Records shown:
◆ ◆ ◆

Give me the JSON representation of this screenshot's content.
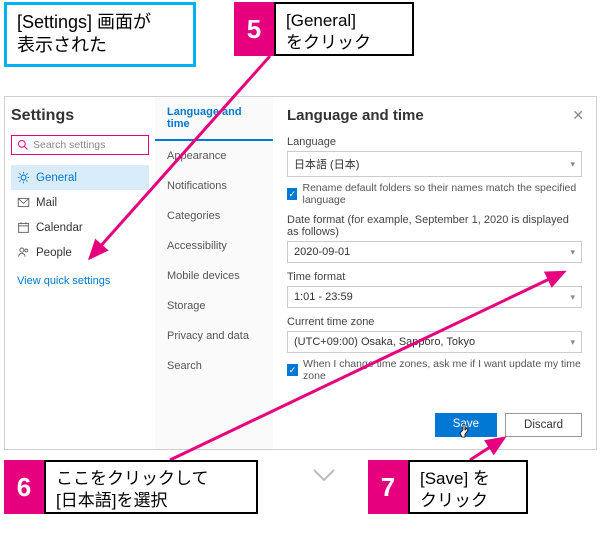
{
  "callouts": {
    "c1": "[Settings] 画面が\n表示された",
    "c5_num": "5",
    "c5_text": "[General]\nをクリック",
    "c6_num": "6",
    "c6_text": "ここをクリックして\n[日本語]を選択",
    "c7_num": "7",
    "c7_text": "[Save] を\nクリック"
  },
  "settings": {
    "title": "Settings",
    "search_placeholder": "Search settings",
    "nav": {
      "general": "General",
      "mail": "Mail",
      "calendar": "Calendar",
      "people": "People",
      "quick": "View quick settings"
    },
    "col2": {
      "lang_time": "Language and time",
      "appearance": "Appearance",
      "notifications": "Notifications",
      "categories": "Categories",
      "accessibility": "Accessibility",
      "mobile": "Mobile devices",
      "storage": "Storage",
      "privacy": "Privacy and data",
      "search": "Search"
    },
    "pane": {
      "title": "Language and time",
      "lang_label": "Language",
      "lang_value": "日本語 (日本)",
      "chk1": "Rename default folders so their names match the specified language",
      "datefmt_label": "Date format (for example, September 1, 2020 is displayed as follows)",
      "datefmt_value": "2020-09-01",
      "timefmt_label": "Time format",
      "timefmt_value": "1:01 - 23:59",
      "tz_label": "Current time zone",
      "tz_value": "(UTC+09:00) Osaka, Sapporo, Tokyo",
      "chk2": "When I change time zones, ask me if I want update my time zone",
      "save": "Save",
      "discard": "Discard"
    }
  }
}
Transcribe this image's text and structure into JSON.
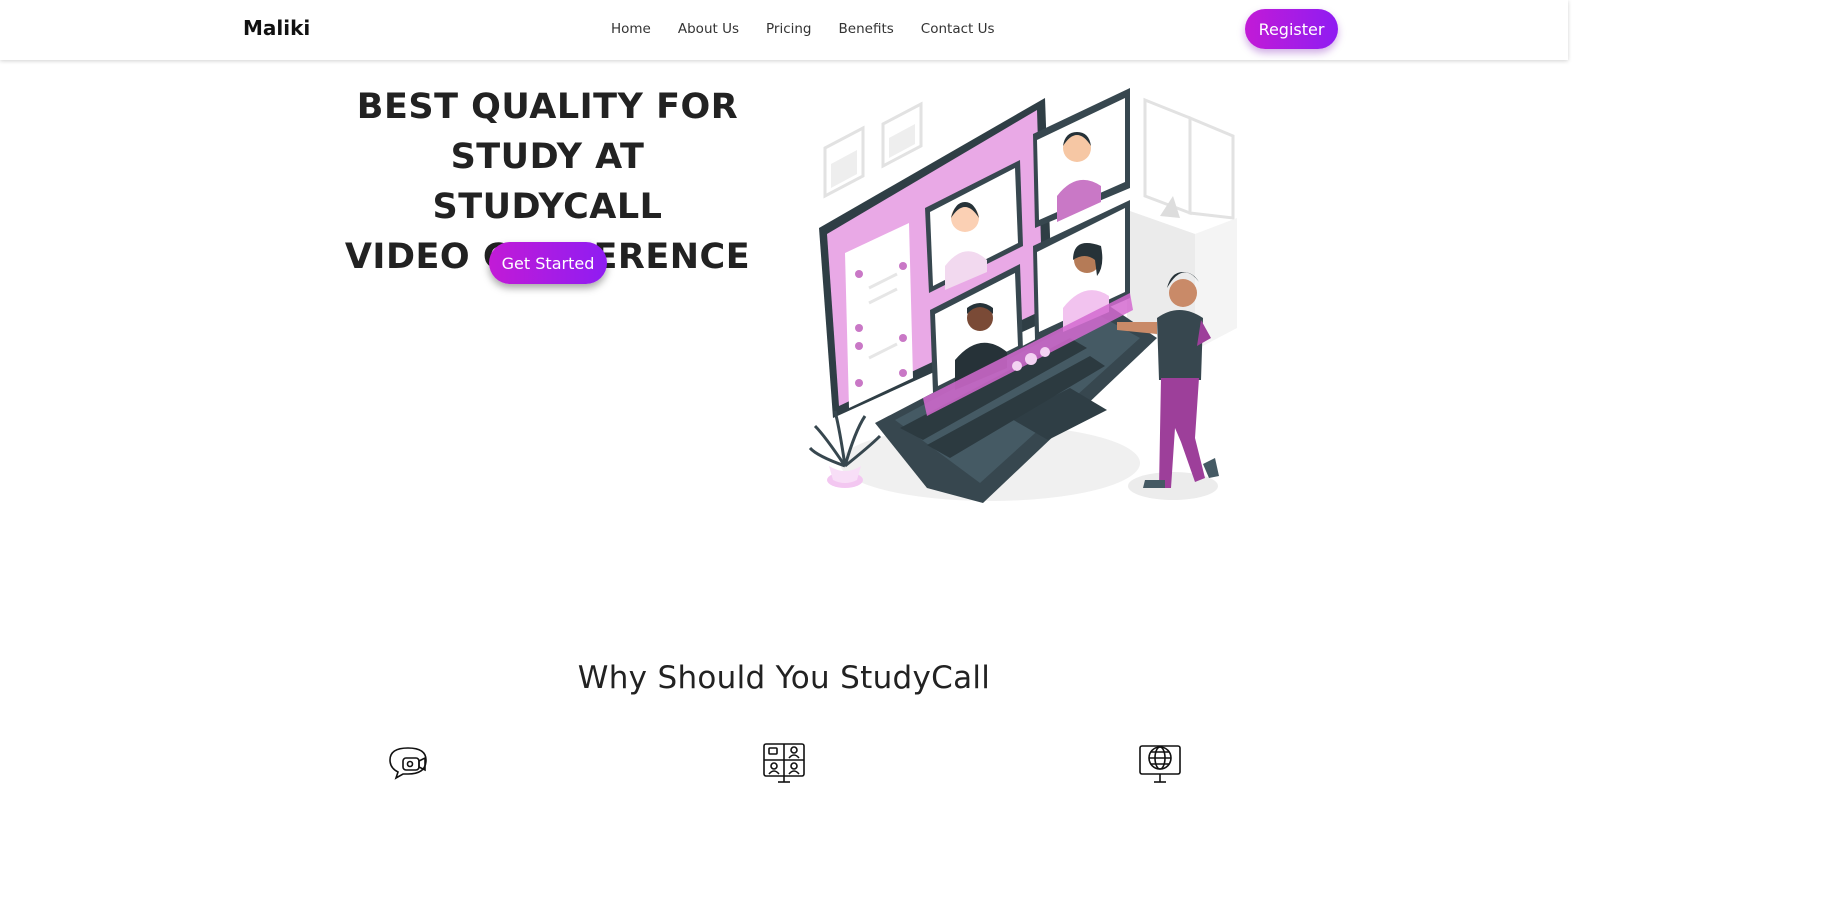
{
  "brand": "Maliki",
  "nav": {
    "items": [
      "Home",
      "About Us",
      "Pricing",
      "Benefits",
      "Contact Us"
    ],
    "register_label": "Register"
  },
  "hero": {
    "title_lines": [
      "BEST QUALITY FOR",
      "STUDY AT STUDYCALL",
      "VIDEO CONFERENCE"
    ],
    "cta_label": "Get Started"
  },
  "features": {
    "title": "Why Should You StudyCall",
    "icons": [
      "video-chat-icon",
      "video-conference-grid-icon",
      "global-monitor-icon"
    ]
  },
  "colors": {
    "accent_start": "#c21bd6",
    "accent_end": "#8f1cf2",
    "illustration_purple": "#e9a9e6",
    "illustration_dark": "#37474f"
  }
}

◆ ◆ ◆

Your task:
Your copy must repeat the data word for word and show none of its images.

Answer to this task:
Give me the JSON representation of this screenshot's content.
{
  "callouts": {
    "c1": "[Settings] 画面が\n表示された",
    "c5_num": "5",
    "c5_text": "[General]\nをクリック",
    "c6_num": "6",
    "c6_text": "ここをクリックして\n[日本語]を選択",
    "c7_num": "7",
    "c7_text": "[Save] を\nクリック"
  },
  "settings": {
    "title": "Settings",
    "search_placeholder": "Search settings",
    "nav": {
      "general": "General",
      "mail": "Mail",
      "calendar": "Calendar",
      "people": "People",
      "quick": "View quick settings"
    },
    "col2": {
      "lang_time": "Language and time",
      "appearance": "Appearance",
      "notifications": "Notifications",
      "categories": "Categories",
      "accessibility": "Accessibility",
      "mobile": "Mobile devices",
      "storage": "Storage",
      "privacy": "Privacy and data",
      "search": "Search"
    },
    "pane": {
      "title": "Language and time",
      "lang_label": "Language",
      "lang_value": "日本語 (日本)",
      "chk1": "Rename default folders so their names match the specified language",
      "datefmt_label": "Date format (for example, September 1, 2020 is displayed as follows)",
      "datefmt_value": "2020-09-01",
      "timefmt_label": "Time format",
      "timefmt_value": "1:01 - 23:59",
      "tz_label": "Current time zone",
      "tz_value": "(UTC+09:00) Osaka, Sapporo, Tokyo",
      "chk2": "When I change time zones, ask me if I want update my time zone",
      "save": "Save",
      "discard": "Discard"
    }
  }
}
Transcribe this image's text and structure into JSON.
{
  "brand": "Maliki",
  "nav": {
    "items": [
      "Home",
      "About Us",
      "Pricing",
      "Benefits",
      "Contact Us"
    ],
    "register_label": "Register"
  },
  "hero": {
    "title_lines": [
      "BEST QUALITY FOR",
      "STUDY AT STUDYCALL",
      "VIDEO CONFERENCE"
    ],
    "cta_label": "Get Started"
  },
  "features": {
    "title": "Why Should You StudyCall",
    "icons": [
      "video-chat-icon",
      "video-conference-grid-icon",
      "global-monitor-icon"
    ]
  },
  "colors": {
    "accent_start": "#c21bd6",
    "accent_end": "#8f1cf2",
    "illustration_purple": "#e9a9e6",
    "illustration_dark": "#37474f"
  }
}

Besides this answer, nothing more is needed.